It seems, therefore, that an architectural approach like SOA that leads to loosely coupled, autonomous, interoperable services in response to dynamic business requirements is a perfect example of a system of systems. Fisher, however, makes an interesting claim to the contrary: that SOA implementations, at least at the time he wrote his article, don't provide sufficient interoperation in systems of systems because they assume an absence of emergent behavior or at least fail to recognize and provide support for managing emergent behavior. The question of whether SOA leads to emergent behavior like business agility, therefore, depends upon whether complex systems theory applies to SOA at all.
Taking a CSE approach to SOA

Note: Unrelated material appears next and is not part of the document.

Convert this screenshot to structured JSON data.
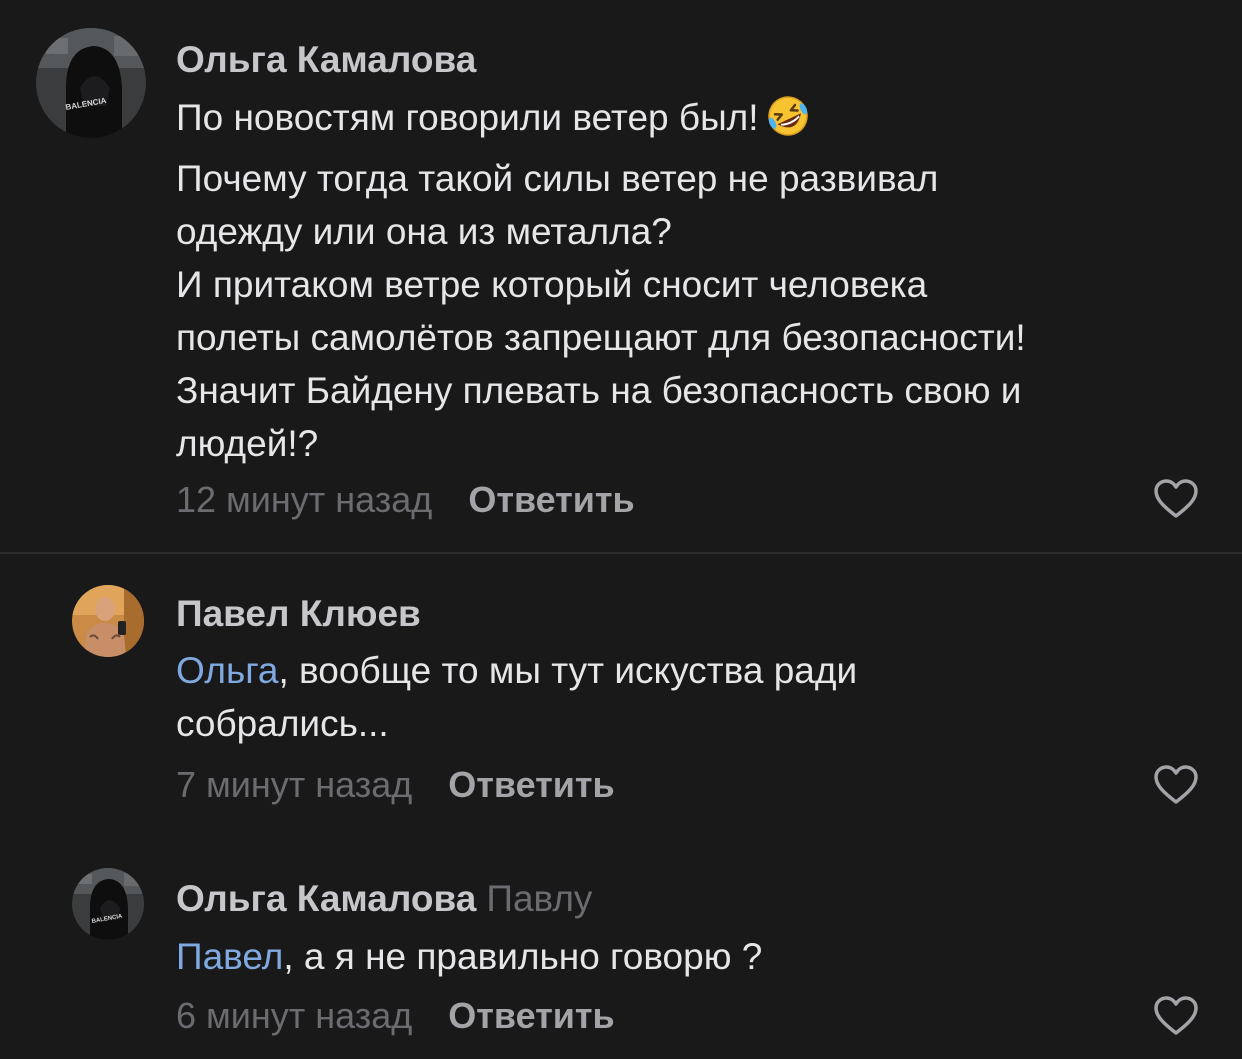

If business agility is an example of emergent behavior, and we expect SOA implementations to provide such agility, then how can we say that SOA implementations assume an absence of emergent behavior? This conceptual disconnect is at the heart of the aha moment our students experience in our course. Far too often, people assume that TSE is sufficient for implementing SOA, and TSE thinking excludes emergent behavior as a possible outcome. We see this misconception all the time, whenever an organization believes that they must purchase integration software like an Enterprise Service Bus (ESB) in order to implement SOA. TSE means connecting things, so the obvious place to start is with something that helps you connect things -- but that approach misses the boat entirely.
Fisher's second point is also well-taken. To put this point in another way, we would need to manage a SOA implementation's emergent behavior in order to achieve the benefits that systems of systems exhibit. ZapThink hammers home this point whenever we talk about business empowerment. If we mistakenly conclude that the sole point of SOA is to build all these flexible services and then simply turn them over to the business to compose willy-nilly, then it's true we'd never be able to achieve the business agility benefit, because such a haphazard lack of control would lead to immediate chaos. On the contrary, the key to the business empowerment benefit of SOA is governance -- a set of organizing principles that tempers the emergent properties of the architecture, thus providing the essential management of emergent properties that SOA requires for us to consider SOA implementations to be complex systems.
The ZapThink take
There is an important insight here which is the essential point of this ZapFlash: for SOA to be successful, organizations must take a CSE approach to their implementation, including the implementation of SOA governance. Our natural tendency would be to take a TSE approach to governance, where we hammer out organization-wide policies and put in place a systematic governance infrastructure to enforce those policies. While such an approach might be integral to a traditional architecture that we've implemented with TSE approaches, taking such a heavy-handed approach to SOA governance will stifle the implementation's emergent properties, most notably business agility. ZapThink calls this situation the "big brother effect," where excess governance can lead to the failure of the SOA initiative.
Instead, it is essential to take a CSE approach to SOA governance. Represent policies as metadata, and leverage SOA governance infrastructure to manage and enforce those policies in the context of Services. As the SOA implementation matures, leverage SOA governance best practices to support overall IT governance, and in turn, corporate governance. This approach to SOA governance "in the broad" not only improves the organization's governance overall, it is also essential to promoting the emergent properties of the SOA implementation. Your SOA initiative depends on it.
This was first published in October 2008